Thunder served on the Winchelsea jury which in January 1415 provided information to the royal commissioners surveying the town before work started on new walls within its original perimeter; and during his mayoralties of 1420 and 1423-4 he himself rendered account at the Exchequer for the 600 marks (£400) granted by Henry V for this undertaking, at the rate of 200 marks a year for three years. These accounts showed that in 1415 and 1417 the town spent over £138 on labourers’ wages and building materials, on repairing a tower and for digging a great encircling ditch. In 1431 Thunder was made a feoffee of lands which John Salerne II* had bequeathed to the town to help support the commonalty’s expenses. He frequently represented Winchelsea at meetings of the Brodhull, doing so 15 times between 1434 and 1445. Meanwhile, in 1436 he had been one of a group of local shipowners who had used the good offices of the treasurer of the Exchequer, Ralph, Lord Cromwell, in order to obtain from the King’s Council licences to fit out their ships to safeguard the Channel against the King’s enemies over a period of four months, beginning in April.5

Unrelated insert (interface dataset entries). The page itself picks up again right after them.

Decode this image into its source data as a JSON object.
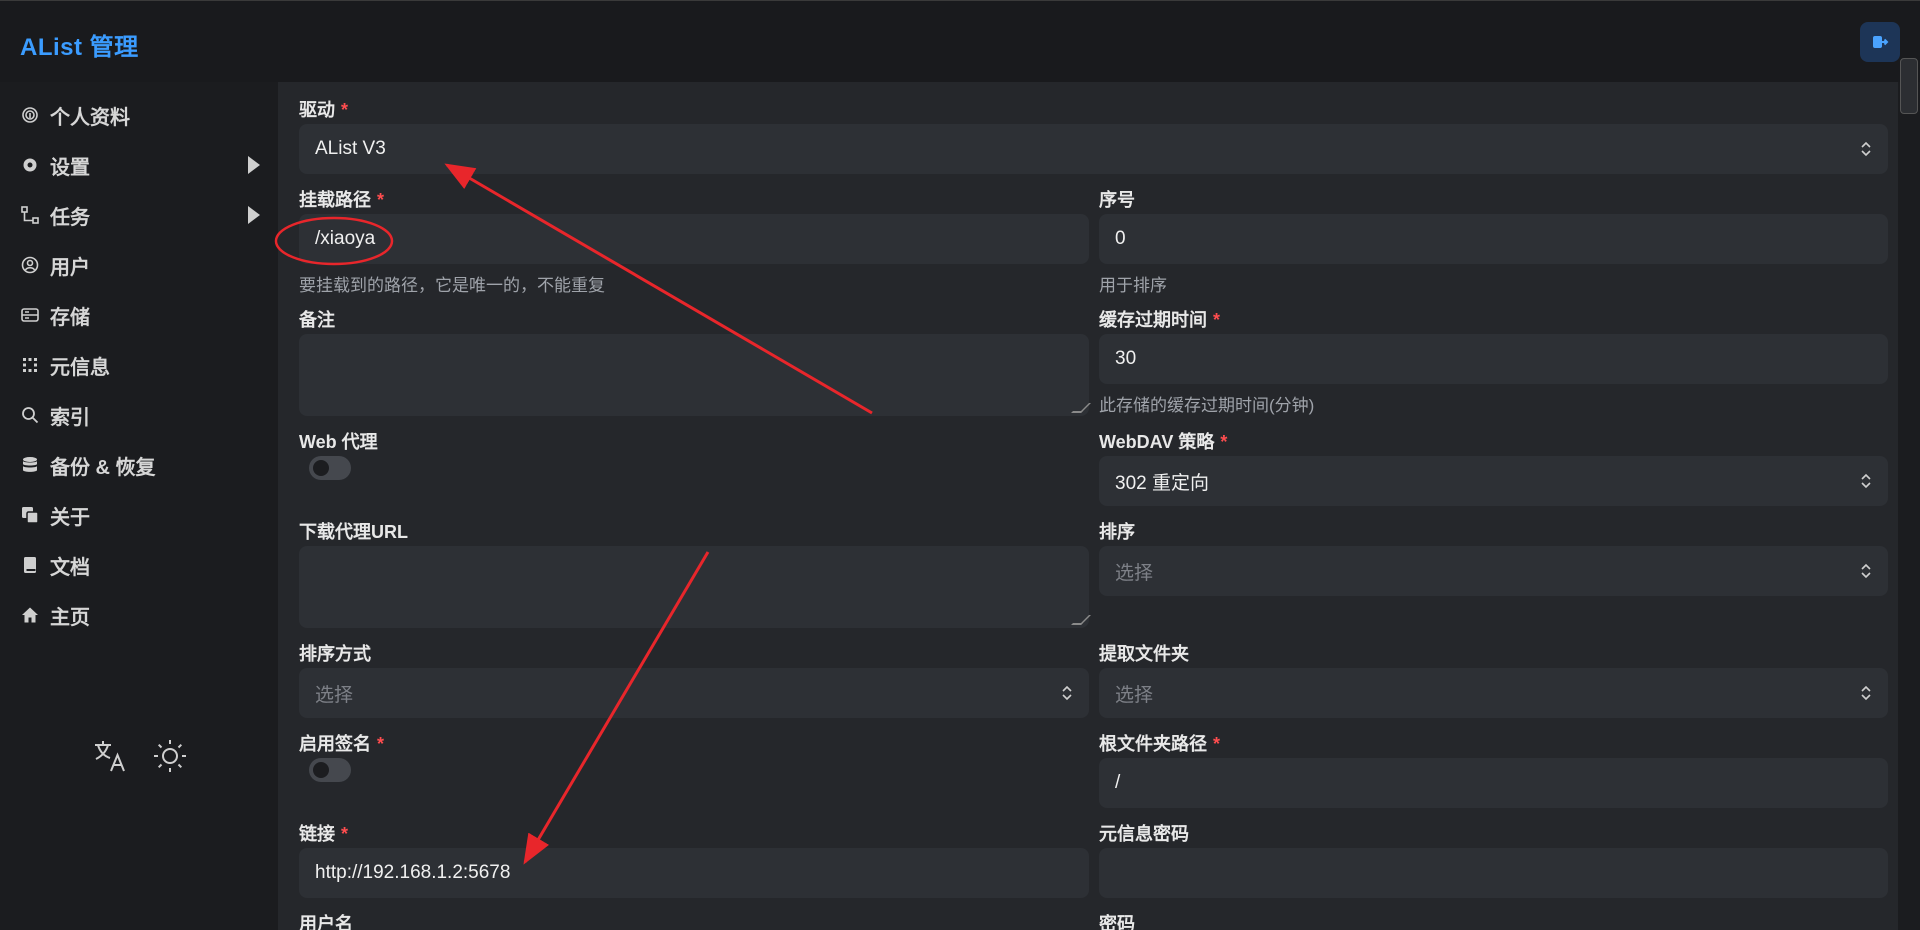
{
  "app": {
    "title": "AList 管理"
  },
  "sidebar": {
    "items": [
      {
        "label": "个人资料",
        "icon": "fingerprint-icon"
      },
      {
        "label": "设置",
        "icon": "gear-icon"
      },
      {
        "label": "任务",
        "icon": "task-flow-icon"
      },
      {
        "label": "用户",
        "icon": "user-circle-icon"
      },
      {
        "label": "存储",
        "icon": "storage-icon"
      },
      {
        "label": "元信息",
        "icon": "meta-grid-icon"
      },
      {
        "label": "索引",
        "icon": "search-icon"
      },
      {
        "label": "备份 & 恢复",
        "icon": "database-icon"
      },
      {
        "label": "关于",
        "icon": "copy-icon"
      },
      {
        "label": "文档",
        "icon": "book-icon"
      },
      {
        "label": "主页",
        "icon": "home-icon"
      }
    ]
  },
  "form": {
    "driver": {
      "label": "驱动",
      "value": "AList V3"
    },
    "mount_path": {
      "label": "挂载路径",
      "value": "/xiaoya",
      "help": "要挂载到的路径，它是唯一的，不能重复"
    },
    "order": {
      "label": "序号",
      "value": "0",
      "help": "用于排序"
    },
    "remark": {
      "label": "备注"
    },
    "cache_expiration": {
      "label": "缓存过期时间",
      "value": "30",
      "help": "此存储的缓存过期时间(分钟)"
    },
    "web_proxy": {
      "label": "Web 代理",
      "enabled": false
    },
    "webdav_policy": {
      "label": "WebDAV 策略",
      "value": "302 重定向"
    },
    "down_proxy_url": {
      "label": "下载代理URL"
    },
    "order_by": {
      "label": "排序",
      "placeholder": "选择"
    },
    "order_direction": {
      "label": "排序方式",
      "placeholder": "选择"
    },
    "extract_folder": {
      "label": "提取文件夹",
      "placeholder": "选择"
    },
    "enable_sign": {
      "label": "启用签名",
      "enabled": false
    },
    "root_folder_path": {
      "label": "根文件夹路径",
      "value": "/"
    },
    "url": {
      "label": "链接",
      "value": "http://192.168.1.2:5678"
    },
    "meta_password": {
      "label": "元信息密码",
      "value": ""
    },
    "username": {
      "label": "用户名"
    },
    "password": {
      "label": "密码"
    }
  },
  "colors": {
    "accent": "#3b9cff",
    "required": "#ff4d4f",
    "annotation": "#e8262b"
  }
}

Over the years Thunder was often asked to act as a trustee of property in the neighbourhood of Winchelsea: he did so in 1416 for William Catton*, the royally appointed bailiff of Winchelsea; in 1421 for William Skele II*; a few years later for Roger atte Gate* and Robert Onewyn*; and in 1443-4 for Godard Pulham†. Finally, in December 1445, he was associated with John Fray*, chief baron of the Exchequer, as a co-recipient of a gift of chattels from a local brewer called Henry Thomas.6 Earlier in 1445, during Thunder’s seventh annual term as mayor, his son, Thomas junior (d.1474), had been returned to Parliament for the town. It seems likely that the elder man died at some point in 1448, for after July that year distinction between him and his son, as ‘senior’ or ‘junior’, ceased to be made.7
Ref Volumes: 1386-1421
Author: A. P.M. Wright
- 1. Called ‘junior’ on the returns in 1421 and 1426.
- 2. Cotton Julius BIV, ff. 39, 41, 57, 72; Sale Cat. Battle Abbey Chs. (1835), 101, 104; Winchelsea Corporation ms 62, f. 13.
- 3. Cotton Julius BIV, ff. 40, 41, 50, 51, 73; Winchelsea Corporation ms 62, f. 13.
- 4. Cat. Rye Recs. ed. Dell, 136, 158; E179/225/34, 36, 38; E122/34/4.
- 5. Cat. Rye Recs. 146/2; CPR, 1413-16, p. 273; 1429-36, p. 609; E364/54 m. Ad, 57 m. I; White and Black Bks. of Cinque Ports (Kent Rec. Ser. xix), 3-6, 8, 10, 12-17, 19, 20; E28/57 26 June 14 Hen. VI; Cotton Julius BIV, f. 42.
- 6. CP25(1)240/83/22; Add. Ch. 20209; Cat. Rye Recs. 122/10; Suss. Feet of Fines (Suss. Rec. Soc. xxiii), no. 3066; CCR, 1441-7, p. 353.
- 7. White and Black Bks. 24. The younger Thomas served as mayor in 1449-52, 1453-5 and 1465-6: Cotton Julius BIV, f. 72; Winchelsea Corporation ms 62, f. 14; White and Black Bks. 25-29, 31-33, 52.